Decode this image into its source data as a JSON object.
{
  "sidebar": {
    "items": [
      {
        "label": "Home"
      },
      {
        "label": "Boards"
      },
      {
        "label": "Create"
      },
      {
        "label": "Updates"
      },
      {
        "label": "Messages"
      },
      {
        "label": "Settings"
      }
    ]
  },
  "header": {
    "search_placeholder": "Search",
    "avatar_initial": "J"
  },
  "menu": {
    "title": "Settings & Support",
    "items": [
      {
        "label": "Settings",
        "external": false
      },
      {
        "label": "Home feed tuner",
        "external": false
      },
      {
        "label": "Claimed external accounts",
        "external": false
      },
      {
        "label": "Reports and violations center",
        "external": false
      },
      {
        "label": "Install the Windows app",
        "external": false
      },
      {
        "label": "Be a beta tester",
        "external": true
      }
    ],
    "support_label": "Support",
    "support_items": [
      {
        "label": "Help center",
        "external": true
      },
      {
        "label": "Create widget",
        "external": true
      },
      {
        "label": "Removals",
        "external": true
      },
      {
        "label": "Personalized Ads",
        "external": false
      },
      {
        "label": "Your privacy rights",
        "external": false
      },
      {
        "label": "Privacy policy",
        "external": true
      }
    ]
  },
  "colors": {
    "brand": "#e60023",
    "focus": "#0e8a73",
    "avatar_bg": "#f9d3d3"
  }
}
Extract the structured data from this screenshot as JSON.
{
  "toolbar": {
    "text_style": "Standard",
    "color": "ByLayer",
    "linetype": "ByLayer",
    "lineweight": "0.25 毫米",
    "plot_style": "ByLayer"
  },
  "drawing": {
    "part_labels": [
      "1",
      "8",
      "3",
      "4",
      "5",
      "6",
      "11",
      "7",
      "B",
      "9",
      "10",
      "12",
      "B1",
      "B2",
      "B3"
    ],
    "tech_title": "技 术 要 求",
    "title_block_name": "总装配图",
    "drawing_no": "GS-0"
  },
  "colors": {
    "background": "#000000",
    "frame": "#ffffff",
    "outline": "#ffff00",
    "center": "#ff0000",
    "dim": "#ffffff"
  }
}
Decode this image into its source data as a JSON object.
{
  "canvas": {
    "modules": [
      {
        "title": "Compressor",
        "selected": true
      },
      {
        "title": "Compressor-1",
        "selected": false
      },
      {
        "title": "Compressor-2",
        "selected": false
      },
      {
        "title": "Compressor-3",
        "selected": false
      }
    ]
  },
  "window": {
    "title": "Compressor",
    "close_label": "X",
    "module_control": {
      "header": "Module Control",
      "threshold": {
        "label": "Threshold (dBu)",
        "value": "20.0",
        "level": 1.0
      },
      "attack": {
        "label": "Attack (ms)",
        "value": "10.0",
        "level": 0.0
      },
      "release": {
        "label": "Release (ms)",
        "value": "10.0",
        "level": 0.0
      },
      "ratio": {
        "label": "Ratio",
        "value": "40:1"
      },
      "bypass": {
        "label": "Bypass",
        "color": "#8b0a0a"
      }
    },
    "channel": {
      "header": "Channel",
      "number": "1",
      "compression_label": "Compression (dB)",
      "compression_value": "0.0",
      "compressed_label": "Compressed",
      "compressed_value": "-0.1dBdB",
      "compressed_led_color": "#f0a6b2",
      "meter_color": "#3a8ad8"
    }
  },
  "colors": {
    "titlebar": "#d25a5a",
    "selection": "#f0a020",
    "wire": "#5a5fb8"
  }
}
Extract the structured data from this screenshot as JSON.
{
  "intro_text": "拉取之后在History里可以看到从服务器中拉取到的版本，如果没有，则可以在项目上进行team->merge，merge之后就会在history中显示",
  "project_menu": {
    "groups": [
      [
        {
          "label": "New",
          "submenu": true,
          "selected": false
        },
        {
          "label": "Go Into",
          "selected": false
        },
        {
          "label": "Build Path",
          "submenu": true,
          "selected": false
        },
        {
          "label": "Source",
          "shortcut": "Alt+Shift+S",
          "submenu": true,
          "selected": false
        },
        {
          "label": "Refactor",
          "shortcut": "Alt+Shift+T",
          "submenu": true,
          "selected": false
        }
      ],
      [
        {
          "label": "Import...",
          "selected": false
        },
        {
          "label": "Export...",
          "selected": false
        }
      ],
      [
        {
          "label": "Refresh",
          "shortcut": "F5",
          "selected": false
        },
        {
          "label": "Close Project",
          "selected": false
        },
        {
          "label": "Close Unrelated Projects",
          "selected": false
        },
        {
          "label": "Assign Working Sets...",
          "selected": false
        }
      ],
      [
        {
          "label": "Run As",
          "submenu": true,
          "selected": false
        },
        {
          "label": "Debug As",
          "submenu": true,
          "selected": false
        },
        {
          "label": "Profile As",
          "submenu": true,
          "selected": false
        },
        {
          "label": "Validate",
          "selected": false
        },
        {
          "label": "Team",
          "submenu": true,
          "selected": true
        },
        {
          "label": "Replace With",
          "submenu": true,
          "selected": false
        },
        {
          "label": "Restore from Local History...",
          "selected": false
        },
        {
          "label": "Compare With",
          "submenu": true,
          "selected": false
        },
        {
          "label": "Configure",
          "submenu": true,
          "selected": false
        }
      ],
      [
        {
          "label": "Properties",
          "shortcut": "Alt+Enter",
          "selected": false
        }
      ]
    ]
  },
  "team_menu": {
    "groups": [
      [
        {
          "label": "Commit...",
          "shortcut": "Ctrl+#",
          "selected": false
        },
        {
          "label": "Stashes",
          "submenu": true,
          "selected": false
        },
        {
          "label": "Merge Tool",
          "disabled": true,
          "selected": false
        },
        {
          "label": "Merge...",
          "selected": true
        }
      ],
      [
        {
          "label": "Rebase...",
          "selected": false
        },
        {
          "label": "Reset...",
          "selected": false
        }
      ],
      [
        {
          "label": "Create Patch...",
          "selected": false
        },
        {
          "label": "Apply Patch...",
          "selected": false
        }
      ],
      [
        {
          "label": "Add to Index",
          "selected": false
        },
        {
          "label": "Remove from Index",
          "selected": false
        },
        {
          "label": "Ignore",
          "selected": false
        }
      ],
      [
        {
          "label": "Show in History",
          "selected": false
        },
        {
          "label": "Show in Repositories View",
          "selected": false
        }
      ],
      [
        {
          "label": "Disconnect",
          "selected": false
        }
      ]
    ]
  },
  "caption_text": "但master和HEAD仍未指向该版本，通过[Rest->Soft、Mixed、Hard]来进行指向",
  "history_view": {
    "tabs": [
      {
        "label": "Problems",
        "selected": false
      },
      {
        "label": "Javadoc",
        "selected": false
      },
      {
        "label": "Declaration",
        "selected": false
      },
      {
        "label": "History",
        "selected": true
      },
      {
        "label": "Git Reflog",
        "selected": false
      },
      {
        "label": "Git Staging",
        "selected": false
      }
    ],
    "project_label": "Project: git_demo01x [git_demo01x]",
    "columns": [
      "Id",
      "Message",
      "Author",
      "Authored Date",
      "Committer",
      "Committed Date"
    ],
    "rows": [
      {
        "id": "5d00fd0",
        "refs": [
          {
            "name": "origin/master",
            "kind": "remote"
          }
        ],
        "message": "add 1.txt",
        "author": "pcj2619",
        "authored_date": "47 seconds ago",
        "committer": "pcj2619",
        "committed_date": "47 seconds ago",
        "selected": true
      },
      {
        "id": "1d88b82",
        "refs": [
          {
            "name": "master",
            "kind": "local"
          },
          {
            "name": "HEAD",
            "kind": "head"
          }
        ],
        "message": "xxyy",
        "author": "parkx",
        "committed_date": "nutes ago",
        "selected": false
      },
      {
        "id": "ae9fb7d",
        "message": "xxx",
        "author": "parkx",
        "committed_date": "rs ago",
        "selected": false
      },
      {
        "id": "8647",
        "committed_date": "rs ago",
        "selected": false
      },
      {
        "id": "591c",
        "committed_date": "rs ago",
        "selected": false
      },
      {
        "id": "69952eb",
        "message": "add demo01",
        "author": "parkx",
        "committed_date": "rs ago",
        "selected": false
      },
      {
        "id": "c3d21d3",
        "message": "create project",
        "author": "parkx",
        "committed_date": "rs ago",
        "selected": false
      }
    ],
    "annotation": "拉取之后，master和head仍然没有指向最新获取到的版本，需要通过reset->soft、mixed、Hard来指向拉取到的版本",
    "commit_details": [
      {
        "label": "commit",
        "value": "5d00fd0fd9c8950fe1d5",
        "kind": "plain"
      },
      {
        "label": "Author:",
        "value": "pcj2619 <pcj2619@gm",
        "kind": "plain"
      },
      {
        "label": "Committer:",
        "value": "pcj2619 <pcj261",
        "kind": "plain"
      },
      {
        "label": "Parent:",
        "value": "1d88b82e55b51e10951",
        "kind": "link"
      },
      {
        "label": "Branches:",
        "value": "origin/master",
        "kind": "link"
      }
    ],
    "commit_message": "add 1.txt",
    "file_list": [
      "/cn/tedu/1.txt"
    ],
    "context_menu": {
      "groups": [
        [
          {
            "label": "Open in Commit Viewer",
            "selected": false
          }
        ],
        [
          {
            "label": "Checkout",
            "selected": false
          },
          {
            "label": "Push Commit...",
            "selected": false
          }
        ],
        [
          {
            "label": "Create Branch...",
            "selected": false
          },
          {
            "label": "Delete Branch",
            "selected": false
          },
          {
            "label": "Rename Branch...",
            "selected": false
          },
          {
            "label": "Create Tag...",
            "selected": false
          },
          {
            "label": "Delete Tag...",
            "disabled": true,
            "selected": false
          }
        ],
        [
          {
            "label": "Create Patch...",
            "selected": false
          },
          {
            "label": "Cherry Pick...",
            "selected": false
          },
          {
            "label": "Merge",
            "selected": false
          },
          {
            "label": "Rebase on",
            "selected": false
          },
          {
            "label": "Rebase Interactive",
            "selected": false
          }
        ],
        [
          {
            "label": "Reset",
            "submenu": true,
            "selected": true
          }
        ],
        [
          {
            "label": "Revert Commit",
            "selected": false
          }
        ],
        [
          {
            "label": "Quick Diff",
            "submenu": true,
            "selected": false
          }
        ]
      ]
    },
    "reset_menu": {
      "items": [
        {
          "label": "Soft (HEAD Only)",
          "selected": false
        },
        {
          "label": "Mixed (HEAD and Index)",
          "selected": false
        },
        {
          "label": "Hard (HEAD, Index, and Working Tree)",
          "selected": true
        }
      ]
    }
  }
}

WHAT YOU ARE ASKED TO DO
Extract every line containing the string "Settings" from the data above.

RESPONSE AREA
        "label": "Settings"
    "title": "Settings & Support",
        "label": "Settings",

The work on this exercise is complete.